A bit of the angst was relieved Monday when NSU’s second-year athletic director, Kevin Bostian, wisely promoted associate head coach Chris Bertrand to replace Barbier. Bertrand – whose four UT-Tyler teams won three conference titles and made three NCAA Division III Tournament appearances – has been Barbier’s right-hand man every step of the way since 2016.
It soothes the sting and pleases loyal supporters writing especially meaningful checks to try to keep NSU baseball competitive. More are needed, Supporters, and hefty checks.

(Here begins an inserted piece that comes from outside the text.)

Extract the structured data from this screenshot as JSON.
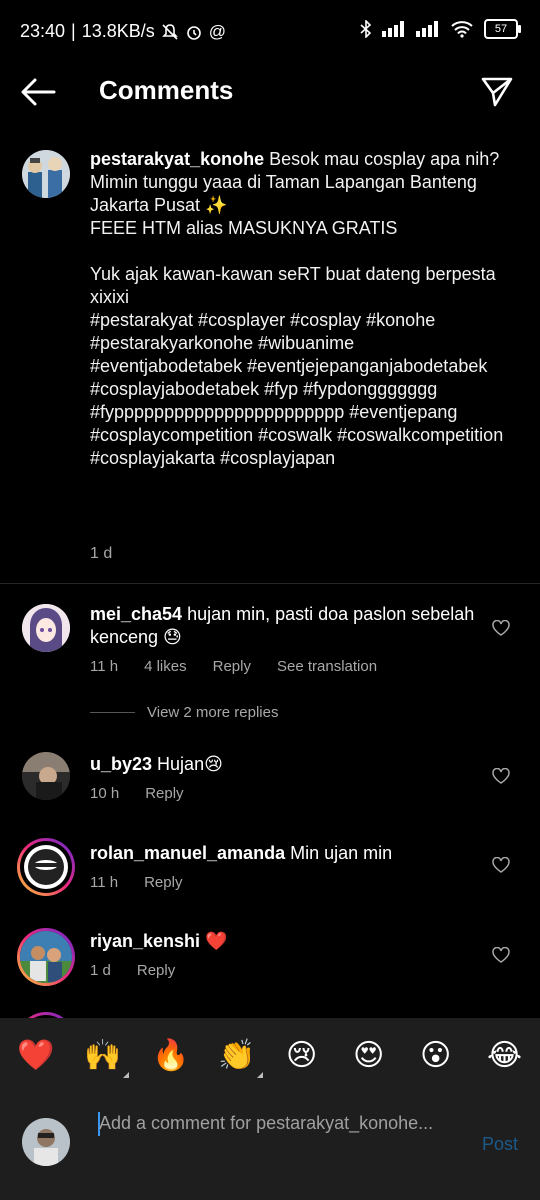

Among his many attributes, Bertrand is a strong recruiter, which is vital, considering a 13-man 2023 senior class and a sudden transfer portal signup coinciding with Barbier’s exit. Some of those players were leaving anyway, but losing freshman first-team All-Southland third baseman Michael Datallo was a painful shock.
Bertrand is the first head coach since Van Horn (following the 1994 season) to take over NSU’s program with prior head coaching experience. He’ll say all the right things when Bostian introduces him at the Don Kelly NSU Athletic Fieldhouse at 2 o’clock today. Come see – it’s open to everybody.
At least the affable “Bert” knows all there is to know about the Demons’ program. That vital advantage can help him stave off what would otherwise be a disaster-prone situation, and gives him the best chance to sustain NSU’s winning tradition. It’s tougher than ever, part of the reason Barbier went south.
Contact Doug at firstname.lastname@example.org